“Be of good heart, my friend.”

Gone to the Garden

In Viet Nam, when one retires,

people say, về vườn … Our friend

has ‘gone to the garden’

Now my garden appoints the seasons.

Now I take calls from jay and crow

as I open a row in dark earth.

Now I confer with seed of beet and gourd,

and with a tent of sticks and string

I offer the bean vines a path to heaven.

Instead of paper, mulch.

Instead of clock, dawn and dusk.

Instead of memo, memory—

bowing over potato ground

I greet my father’s shadow

lifting the hoe.

Rainy Day in the 40s

When my parents were in love and poor

just after the war, a hungry Sunday on Filbert street

in San Francisco they trod the pavement feeling glum.

Where Telegraph Hill came down they heard a sound,

looked up to see no one but an apple gleaming red,

rolling down into my father’s hand, and with his knife,

divided, it became their gritty sacrament they taught us:

bounty in small will be enough to fill your hand or cup

when hard times come.

Be kind, hold on, and remember to look up.

Wood too Good to Cut

Under the porch, this cedar plank,

impossibly wide, thick as my fist—

this one Curtis gave when he retired.

First I must build a room worthy

of the table it could be.

Behind the house, this redwood post

I pulled from the dump at Metolius

leans fragrant under the eave,

honored long in fragrant shade,

still standing as a sacred tree.

And this bolt of yew I cut north

from Fish Lake, bowing in the grove

with my folding saw, old snow still

on the ground around me, so my father

could make a bow, but then he died.

I need to be a boy again standing

at his knee before he can split it

with his hatchet from the war, then

shave it to a stave, gripping his

shattered knuckle of glass.

In Virus Hardship Now

I Remember How My Father

Pulled the Plow

That summer deep in the dirty thirties—dust bowl,

no job, bread line, lean time—my father and his

high school friend found an island in the Ninnescah

unclaimed under the fiery Kansas sun, drew straws to see

who would guide—or drag—the plow, and to my father

fell the horse’s chance, climbed into harness, bent low,

and pulled.
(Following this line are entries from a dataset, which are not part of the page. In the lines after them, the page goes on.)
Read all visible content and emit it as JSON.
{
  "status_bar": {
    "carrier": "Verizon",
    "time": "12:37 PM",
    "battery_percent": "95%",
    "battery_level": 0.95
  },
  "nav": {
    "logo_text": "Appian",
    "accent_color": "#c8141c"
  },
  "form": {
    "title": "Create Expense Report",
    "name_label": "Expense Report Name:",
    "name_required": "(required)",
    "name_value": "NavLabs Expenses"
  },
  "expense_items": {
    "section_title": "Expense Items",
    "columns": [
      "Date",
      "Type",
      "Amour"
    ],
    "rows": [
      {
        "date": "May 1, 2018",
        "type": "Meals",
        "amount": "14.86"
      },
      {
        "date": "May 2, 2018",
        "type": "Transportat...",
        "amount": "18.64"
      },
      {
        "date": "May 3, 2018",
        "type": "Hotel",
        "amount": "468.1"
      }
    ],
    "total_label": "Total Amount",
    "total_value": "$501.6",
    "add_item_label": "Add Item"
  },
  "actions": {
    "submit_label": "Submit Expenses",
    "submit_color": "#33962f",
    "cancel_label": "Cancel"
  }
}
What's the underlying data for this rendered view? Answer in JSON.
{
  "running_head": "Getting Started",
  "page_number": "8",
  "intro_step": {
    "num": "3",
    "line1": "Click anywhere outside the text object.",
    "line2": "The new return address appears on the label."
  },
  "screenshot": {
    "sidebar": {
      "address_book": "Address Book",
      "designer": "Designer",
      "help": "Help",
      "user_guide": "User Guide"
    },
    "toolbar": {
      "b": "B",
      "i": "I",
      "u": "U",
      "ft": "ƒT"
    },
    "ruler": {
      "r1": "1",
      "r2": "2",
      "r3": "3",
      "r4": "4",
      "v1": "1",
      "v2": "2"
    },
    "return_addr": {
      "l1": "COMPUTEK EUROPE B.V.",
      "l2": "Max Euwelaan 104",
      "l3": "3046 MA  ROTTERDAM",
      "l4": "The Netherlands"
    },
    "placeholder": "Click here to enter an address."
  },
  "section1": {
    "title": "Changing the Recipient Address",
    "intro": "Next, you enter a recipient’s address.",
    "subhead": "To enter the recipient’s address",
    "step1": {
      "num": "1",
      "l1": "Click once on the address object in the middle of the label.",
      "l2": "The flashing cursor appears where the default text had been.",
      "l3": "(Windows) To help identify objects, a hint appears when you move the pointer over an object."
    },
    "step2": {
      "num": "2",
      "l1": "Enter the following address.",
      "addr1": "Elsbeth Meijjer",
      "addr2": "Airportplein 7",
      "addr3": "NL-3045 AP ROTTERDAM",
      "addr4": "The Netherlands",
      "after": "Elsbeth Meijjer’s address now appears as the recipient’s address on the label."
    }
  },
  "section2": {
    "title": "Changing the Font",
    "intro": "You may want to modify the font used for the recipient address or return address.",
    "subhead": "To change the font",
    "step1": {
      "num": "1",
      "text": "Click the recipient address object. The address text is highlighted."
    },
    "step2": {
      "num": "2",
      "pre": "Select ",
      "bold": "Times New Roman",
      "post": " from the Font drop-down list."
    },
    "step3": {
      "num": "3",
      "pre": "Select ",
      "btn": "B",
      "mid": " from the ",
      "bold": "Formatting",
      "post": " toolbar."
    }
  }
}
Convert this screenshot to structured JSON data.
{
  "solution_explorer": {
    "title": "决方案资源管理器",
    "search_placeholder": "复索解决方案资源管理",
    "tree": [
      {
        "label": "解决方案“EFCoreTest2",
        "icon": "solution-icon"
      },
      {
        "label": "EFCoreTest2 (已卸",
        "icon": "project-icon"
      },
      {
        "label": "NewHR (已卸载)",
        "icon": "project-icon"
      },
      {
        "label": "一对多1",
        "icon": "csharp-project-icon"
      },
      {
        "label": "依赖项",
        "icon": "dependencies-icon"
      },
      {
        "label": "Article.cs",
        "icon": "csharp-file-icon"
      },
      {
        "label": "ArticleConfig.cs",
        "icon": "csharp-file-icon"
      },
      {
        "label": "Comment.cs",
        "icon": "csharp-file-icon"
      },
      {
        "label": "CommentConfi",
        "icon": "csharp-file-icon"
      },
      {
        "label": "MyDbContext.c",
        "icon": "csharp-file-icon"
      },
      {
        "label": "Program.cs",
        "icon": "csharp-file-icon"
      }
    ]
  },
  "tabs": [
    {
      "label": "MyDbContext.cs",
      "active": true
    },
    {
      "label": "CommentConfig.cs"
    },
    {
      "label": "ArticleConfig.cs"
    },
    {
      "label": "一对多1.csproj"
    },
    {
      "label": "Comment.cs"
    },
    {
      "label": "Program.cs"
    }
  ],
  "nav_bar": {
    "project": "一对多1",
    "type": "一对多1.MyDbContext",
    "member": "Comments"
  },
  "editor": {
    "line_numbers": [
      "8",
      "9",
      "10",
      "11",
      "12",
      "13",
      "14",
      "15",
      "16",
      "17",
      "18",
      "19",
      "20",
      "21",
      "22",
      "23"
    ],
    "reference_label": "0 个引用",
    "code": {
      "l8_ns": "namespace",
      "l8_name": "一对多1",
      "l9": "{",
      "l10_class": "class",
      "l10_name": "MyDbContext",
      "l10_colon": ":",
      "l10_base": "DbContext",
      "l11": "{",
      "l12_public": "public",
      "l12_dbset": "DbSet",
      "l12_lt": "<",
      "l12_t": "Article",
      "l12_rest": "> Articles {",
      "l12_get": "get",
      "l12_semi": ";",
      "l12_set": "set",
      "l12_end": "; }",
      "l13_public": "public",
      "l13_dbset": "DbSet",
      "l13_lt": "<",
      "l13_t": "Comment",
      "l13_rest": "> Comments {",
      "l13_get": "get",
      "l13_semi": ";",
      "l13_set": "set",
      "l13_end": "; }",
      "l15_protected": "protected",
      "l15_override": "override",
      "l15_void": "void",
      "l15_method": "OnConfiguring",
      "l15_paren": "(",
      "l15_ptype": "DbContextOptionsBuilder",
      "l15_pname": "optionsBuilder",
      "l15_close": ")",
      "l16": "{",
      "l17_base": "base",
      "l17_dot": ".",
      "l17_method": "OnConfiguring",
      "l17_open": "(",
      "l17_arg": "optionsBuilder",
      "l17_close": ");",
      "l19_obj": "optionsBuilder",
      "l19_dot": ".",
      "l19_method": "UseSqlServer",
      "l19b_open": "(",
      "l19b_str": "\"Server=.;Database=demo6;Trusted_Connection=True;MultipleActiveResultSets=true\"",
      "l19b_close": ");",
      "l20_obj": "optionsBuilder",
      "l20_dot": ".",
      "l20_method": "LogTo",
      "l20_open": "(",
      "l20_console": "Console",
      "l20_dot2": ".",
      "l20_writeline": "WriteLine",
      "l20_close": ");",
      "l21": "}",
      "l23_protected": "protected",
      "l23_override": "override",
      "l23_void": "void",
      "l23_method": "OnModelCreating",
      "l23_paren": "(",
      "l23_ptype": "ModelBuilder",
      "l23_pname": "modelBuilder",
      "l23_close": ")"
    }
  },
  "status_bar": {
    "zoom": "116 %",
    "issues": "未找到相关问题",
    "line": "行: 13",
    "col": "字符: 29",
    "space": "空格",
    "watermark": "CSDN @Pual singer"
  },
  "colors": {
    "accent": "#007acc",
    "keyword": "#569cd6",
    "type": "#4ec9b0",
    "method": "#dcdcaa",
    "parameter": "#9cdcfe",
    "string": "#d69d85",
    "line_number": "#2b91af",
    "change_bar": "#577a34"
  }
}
From face to dust, sweat dripped as furrows

opened for their few seeds of corn and beans, pearling

buckets of Ninnescah slathering the rows, my father

growing strong enough for war.

Dew in the morning when he wore leather and brass

to drag old iron through earth, scant willow shade

at noon, whippoorwill at dusk, and then, over lazy

waters of the Ninnescah, the moon.